BEGIN
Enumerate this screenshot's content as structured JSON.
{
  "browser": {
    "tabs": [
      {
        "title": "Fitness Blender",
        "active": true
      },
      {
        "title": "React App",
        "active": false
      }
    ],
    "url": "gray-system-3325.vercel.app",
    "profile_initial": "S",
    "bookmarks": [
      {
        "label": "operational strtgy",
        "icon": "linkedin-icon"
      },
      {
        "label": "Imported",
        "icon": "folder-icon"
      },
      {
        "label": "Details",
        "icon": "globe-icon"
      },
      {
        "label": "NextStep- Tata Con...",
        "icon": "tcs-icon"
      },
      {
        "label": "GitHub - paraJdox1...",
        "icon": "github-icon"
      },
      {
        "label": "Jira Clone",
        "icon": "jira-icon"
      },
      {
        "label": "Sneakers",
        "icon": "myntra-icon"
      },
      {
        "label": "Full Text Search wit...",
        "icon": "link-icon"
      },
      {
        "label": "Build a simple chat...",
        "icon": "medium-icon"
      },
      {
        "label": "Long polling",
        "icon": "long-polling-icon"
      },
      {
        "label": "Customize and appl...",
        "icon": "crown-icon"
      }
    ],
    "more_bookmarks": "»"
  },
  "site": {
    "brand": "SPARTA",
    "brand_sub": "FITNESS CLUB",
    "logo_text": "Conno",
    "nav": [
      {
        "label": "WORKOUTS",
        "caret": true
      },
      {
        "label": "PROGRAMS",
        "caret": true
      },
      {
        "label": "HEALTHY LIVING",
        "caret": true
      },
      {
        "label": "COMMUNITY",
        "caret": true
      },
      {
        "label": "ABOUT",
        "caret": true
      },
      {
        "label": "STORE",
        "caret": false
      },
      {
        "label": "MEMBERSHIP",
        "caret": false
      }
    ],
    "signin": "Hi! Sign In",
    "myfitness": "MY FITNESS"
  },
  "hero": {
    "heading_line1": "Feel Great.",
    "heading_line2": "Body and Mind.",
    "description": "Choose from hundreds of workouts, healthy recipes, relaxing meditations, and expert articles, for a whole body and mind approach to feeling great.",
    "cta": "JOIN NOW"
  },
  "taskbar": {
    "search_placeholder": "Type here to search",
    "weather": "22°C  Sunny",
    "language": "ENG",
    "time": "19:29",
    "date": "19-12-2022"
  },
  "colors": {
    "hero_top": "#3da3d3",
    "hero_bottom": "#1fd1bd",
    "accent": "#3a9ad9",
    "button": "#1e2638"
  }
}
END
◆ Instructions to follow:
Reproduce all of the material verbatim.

◆ Exercise solution:
Enumerate this screenshot's content as structured JSON.
{
  "browser": {
    "tabs": [
      {
        "title": "Fitness Blender",
        "active": true
      },
      {
        "title": "React App",
        "active": false
      }
    ],
    "url": "gray-system-3325.vercel.app",
    "profile_initial": "S",
    "bookmarks": [
      {
        "label": "operational strtgy",
        "icon": "linkedin-icon"
      },
      {
        "label": "Imported",
        "icon": "folder-icon"
      },
      {
        "label": "Details",
        "icon": "globe-icon"
      },
      {
        "label": "NextStep- Tata Con...",
        "icon": "tcs-icon"
      },
      {
        "label": "GitHub - paraJdox1...",
        "icon": "github-icon"
      },
      {
        "label": "Jira Clone",
        "icon": "jira-icon"
      },
      {
        "label": "Sneakers",
        "icon": "myntra-icon"
      },
      {
        "label": "Full Text Search wit...",
        "icon": "link-icon"
      },
      {
        "label": "Build a simple chat...",
        "icon": "medium-icon"
      },
      {
        "label": "Long polling",
        "icon": "long-polling-icon"
      },
      {
        "label": "Customize and appl...",
        "icon": "crown-icon"
      }
    ],
    "more_bookmarks": "»"
  },
  "site": {
    "brand": "SPARTA",
    "brand_sub": "FITNESS CLUB",
    "logo_text": "Conno",
    "nav": [
      {
        "label": "WORKOUTS",
        "caret": true
      },
      {
        "label": "PROGRAMS",
        "caret": true
      },
      {
        "label": "HEALTHY LIVING",
        "caret": true
      },
      {
        "label": "COMMUNITY",
        "caret": true
      },
      {
        "label": "ABOUT",
        "caret": true
      },
      {
        "label": "STORE",
        "caret": false
      },
      {
        "label": "MEMBERSHIP",
        "caret": false
      }
    ],
    "signin": "Hi! Sign In",
    "myfitness": "MY FITNESS"
  },
  "hero": {
    "heading_line1": "Feel Great.",
    "heading_line2": "Body and Mind.",
    "description": "Choose from hundreds of workouts, healthy recipes, relaxing meditations, and expert articles, for a whole body and mind approach to feeling great.",
    "cta": "JOIN NOW"
  },
  "taskbar": {
    "search_placeholder": "Type here to search",
    "weather": "22°C  Sunny",
    "language": "ENG",
    "time": "19:29",
    "date": "19-12-2022"
  },
  "colors": {
    "hero_top": "#3da3d3",
    "hero_bottom": "#1fd1bd",
    "accent": "#3a9ad9",
    "button": "#1e2638"
  }
}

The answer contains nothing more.